His loved ones embark on a series of misadventures to get him one, and general hilarity ensues. The show, like others in the series, ends with a laugh wrapped in a dollop of sweetness (both supplied here by a birthday-cake app visual gag).
Then why did the iPad plotline, as Newark Star-Ledger TV critic Alan Sepinwall aptly put it, feel “kind of icky?”
Maybe some of us are just tired of the iPad hype. Maybe there’s something off-putting about a popular TV show all-but shilling for a product pushed by a man (Steve Jobs) who is the single largest shareholder in Disney, ABC’s parent company. Maybe we’re just sick of product placement in TV shows, even if in this case, there was no payment from Apple (“It was all story-driven," show co-creator Christopher Lloyd told The Hollywood Reporter).
Or maybe we just expected more from “Modern Family,” which quickly has established itself as the best sitcom of the season, and perhaps the finest comedy on network television. That’s in no small part to the genuine characters who make up three branches of an eccentric and bickering, yet ultimately loving and tight-knit extended family.
It’s a tribute to Lloyd and co-creator David Levitan that we care about this crew, and have become almost protective of them, including the goofy and gullible Phil.
So it’s somewhat disconcerting, even if true to the character, to hear this virtual commercial spilling out of Phil’s mouth as he takes umbrage at his wife Claire’s dismissal of the iPad as a “doohickey”: “It’s a movie theater, a library and a music store all rolled into one awesome pad,” he responds with child-like wonderment.
He left out television: on Thursday, a day after the show aired, ABC announced an iPad app that will let users watch a slew of the network’s shows – including “Modern Family.”
Now that takes the cake – virtual or otherwise.
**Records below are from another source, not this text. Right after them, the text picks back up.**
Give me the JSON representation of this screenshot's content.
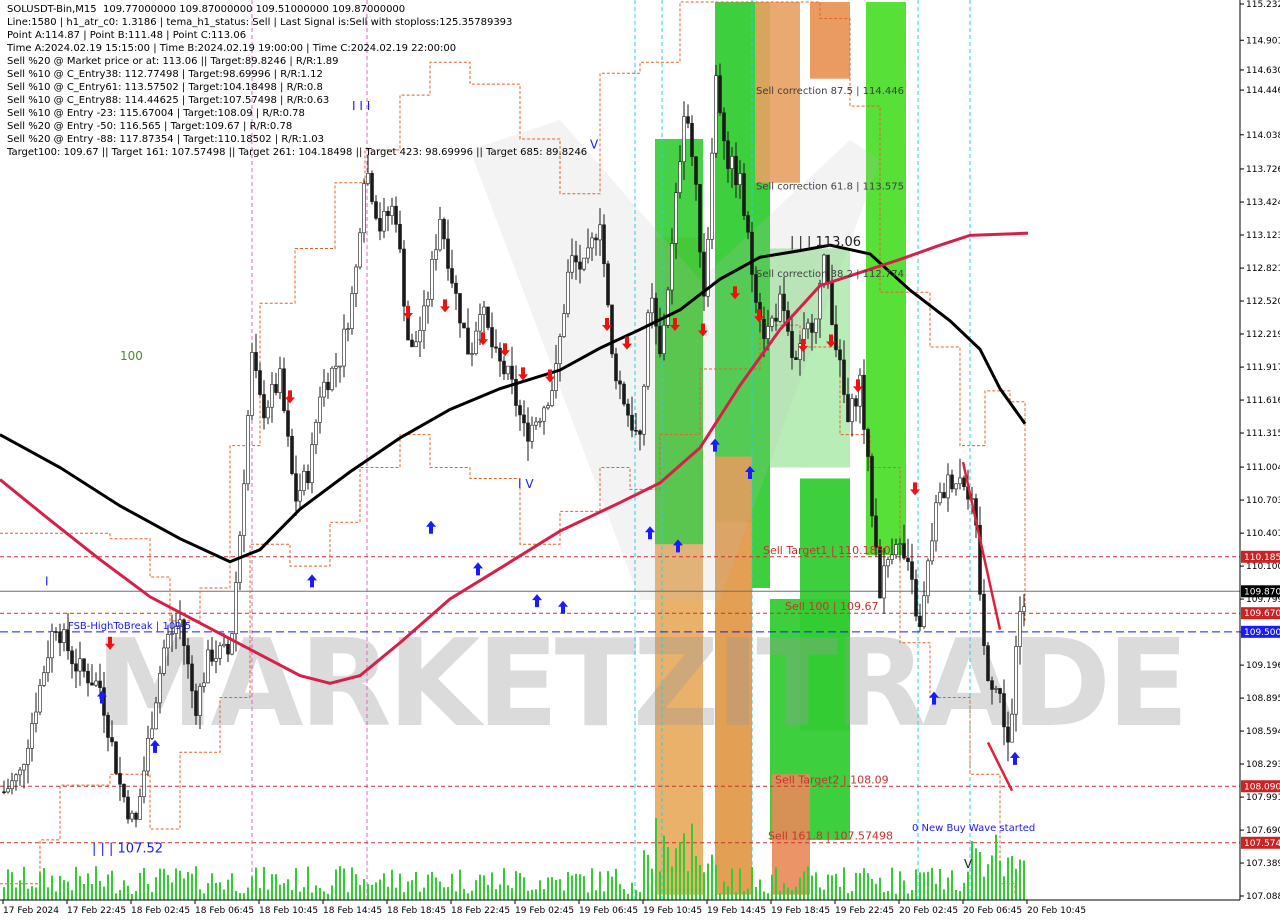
{
  "header": {
    "title": "SOLUSDT-Bin,M15  109.77000000 109.87000000 109.51000000 109.87000000",
    "lines": [
      "Line:1580 | h1_atr_c0: 1.3186 | tema_h1_status: Sell | Last Signal is:Sell with stoploss:125.35789393",
      "Point A:114.87 | Point B:111.48 | Point C:113.06",
      "Time A:2024.02.19 15:15:00 | Time B:2024.02.19 19:00:00 | Time C:2024.02.19 22:00:00",
      "Sell %20 @ Market price or at: 113.06 || Target:89.8246 | R/R:1.89",
      "Sell %10 @ C_Entry38: 112.77498 | Target:98.69996 | R/R:1.12",
      "Sell %10 @ C_Entry61: 113.57502 | Target:104.18498 | R/R:0.8",
      "Sell %10 @ C_Entry88: 114.44625 | Target:107.57498 | R/R:0.63",
      "Sell %10 @ Entry -23: 115.67004 | Target:108.09 | R/R:0.78",
      "Sell %20 @ Entry -50: 116.565 | Target:109.67 | R/R:0.78",
      "Sell %20 @ Entry -88: 117.87354 | Target:110.18502 | R/R:1.03",
      "Target100: 109.67 || Target 161: 107.57498 || Target 261: 104.18498 || Target 423: 98.69996 || Target 685: 89.8246"
    ]
  },
  "watermark": "MARKETZITRADE",
  "chart_data": {
    "type": "candlestick",
    "symbol": "SOLUSDT-Bin",
    "timeframe": "M15",
    "ylim": [
      107.0,
      115.25
    ],
    "price_ticks": [
      "115.232",
      "114.901",
      "114.630",
      "114.446",
      "114.038",
      "113.726",
      "113.424",
      "113.123",
      "112.821",
      "112.520",
      "112.219",
      "111.917",
      "111.616",
      "111.315",
      "111.004",
      "110.703",
      "110.401",
      "110.100",
      "109.799",
      "109.498",
      "109.196",
      "108.895",
      "108.594",
      "108.293",
      "107.991",
      "107.690",
      "107.389",
      "107.088"
    ],
    "x_ticks": [
      "17 Feb 2024",
      "17 Feb 22:45",
      "18 Feb 02:45",
      "18 Feb 06:45",
      "18 Feb 10:45",
      "18 Feb 14:45",
      "18 Feb 18:45",
      "18 Feb 22:45",
      "19 Feb 02:45",
      "19 Feb 06:45",
      "19 Feb 10:45",
      "19 Feb 14:45",
      "19 Feb 18:45",
      "19 Feb 22:45",
      "20 Feb 02:45",
      "20 Feb 06:45",
      "20 Feb 10:45"
    ],
    "current_price": "109.870",
    "price_badges": [
      {
        "label": "110.185",
        "value": 110.185,
        "color": "#cc2222"
      },
      {
        "label": "109.870",
        "value": 109.87,
        "color": "#000000"
      },
      {
        "label": "109.670",
        "value": 109.67,
        "color": "#cc2222"
      },
      {
        "label": "109.500",
        "value": 109.5,
        "color": "#1a1aff"
      },
      {
        "label": "108.090",
        "value": 108.09,
        "color": "#cc2222"
      },
      {
        "label": "107.574",
        "value": 107.574,
        "color": "#cc2222"
      }
    ],
    "levels": [
      {
        "label": "Sell Target1 | 110.1850",
        "value": 110.185,
        "color": "#c83232"
      },
      {
        "label": "Sell 100 | 109.67",
        "value": 109.67,
        "color": "#c83232"
      },
      {
        "label": "FSB-HighToBreak | 109.5",
        "value": 109.5,
        "color": "#1a1aff"
      },
      {
        "label": "Sell Target2 | 108.09",
        "value": 108.09,
        "color": "#c83232"
      },
      {
        "label": "Sell 161.8 | 107.57498",
        "value": 107.57498,
        "color": "#c83232"
      }
    ],
    "annotations": [
      {
        "text": "Sell correction 87.5 | 114.446",
        "value": 114.446
      },
      {
        "text": "Sell correction 61.8 | 113.575",
        "value": 113.575
      },
      {
        "text": "Sell correction 38.2 | 112.774",
        "value": 112.774
      },
      {
        "text": "| | | 113.06",
        "value": 113.06
      },
      {
        "text": "| | | 107.52",
        "value": 107.52
      },
      {
        "text": "0 New Buy Wave started",
        "value": 107.72
      },
      {
        "text": "100",
        "value": 112.02
      },
      {
        "text": "I I I",
        "value": 114.3
      },
      {
        "text": "V",
        "value": 113.95
      },
      {
        "text": "I V",
        "value": 110.85
      },
      {
        "text": "V",
        "value": 107.38
      },
      {
        "text": "I",
        "value": 109.96
      }
    ],
    "ma_black": [
      [
        0,
        111.3
      ],
      [
        60,
        111.0
      ],
      [
        120,
        110.65
      ],
      [
        180,
        110.35
      ],
      [
        230,
        110.14
      ],
      [
        260,
        110.25
      ],
      [
        300,
        110.62
      ],
      [
        350,
        110.96
      ],
      [
        400,
        111.27
      ],
      [
        450,
        111.53
      ],
      [
        500,
        111.72
      ],
      [
        560,
        111.89
      ],
      [
        600,
        112.09
      ],
      [
        640,
        112.26
      ],
      [
        680,
        112.44
      ],
      [
        720,
        112.72
      ],
      [
        760,
        112.92
      ],
      [
        800,
        112.98
      ],
      [
        830,
        113.03
      ],
      [
        870,
        112.95
      ],
      [
        910,
        112.62
      ],
      [
        950,
        112.34
      ],
      [
        980,
        112.08
      ],
      [
        1000,
        111.72
      ],
      [
        1025,
        111.4
      ]
    ],
    "ma_red": [
      [
        0,
        110.89
      ],
      [
        50,
        110.52
      ],
      [
        100,
        110.16
      ],
      [
        150,
        109.82
      ],
      [
        200,
        109.58
      ],
      [
        250,
        109.34
      ],
      [
        300,
        109.1
      ],
      [
        330,
        109.03
      ],
      [
        360,
        109.1
      ],
      [
        400,
        109.4
      ],
      [
        450,
        109.8
      ],
      [
        500,
        110.08
      ],
      [
        560,
        110.42
      ],
      [
        620,
        110.68
      ],
      [
        660,
        110.86
      ],
      [
        700,
        111.18
      ],
      [
        740,
        111.75
      ],
      [
        780,
        112.26
      ],
      [
        820,
        112.66
      ],
      [
        860,
        112.78
      ],
      [
        900,
        112.9
      ],
      [
        940,
        113.03
      ],
      [
        970,
        113.12
      ],
      [
        1000,
        113.13
      ],
      [
        1028,
        113.14
      ]
    ],
    "buy_arrows": [
      [
        102,
        108.9
      ],
      [
        155,
        108.45
      ],
      [
        312,
        109.96
      ],
      [
        431,
        110.45
      ],
      [
        478,
        110.07
      ],
      [
        537,
        109.78
      ],
      [
        563,
        109.72
      ],
      [
        650,
        110.4
      ],
      [
        678,
        110.28
      ],
      [
        715,
        111.2
      ],
      [
        750,
        110.95
      ],
      [
        934,
        108.89
      ],
      [
        1015,
        108.34
      ]
    ],
    "sell_arrows": [
      [
        110,
        109.4
      ],
      [
        290,
        111.65
      ],
      [
        408,
        112.42
      ],
      [
        445,
        112.48
      ],
      [
        483,
        112.18
      ],
      [
        505,
        112.08
      ],
      [
        523,
        111.86
      ],
      [
        550,
        111.84
      ],
      [
        607,
        112.31
      ],
      [
        627,
        112.14
      ],
      [
        675,
        112.31
      ],
      [
        703,
        112.26
      ],
      [
        735,
        112.6
      ],
      [
        759,
        112.39
      ],
      [
        803,
        112.12
      ],
      [
        831,
        112.16
      ],
      [
        858,
        111.75
      ],
      [
        915,
        110.81
      ]
    ]
  }
}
Hester is founding director of the award-winning, multi-media NYCity News Service at the City University of New York Graduate School of Journalism. He is the former City Editor of the New York Daily News, where he started as a reporter in 1992. Follow him on Twitter.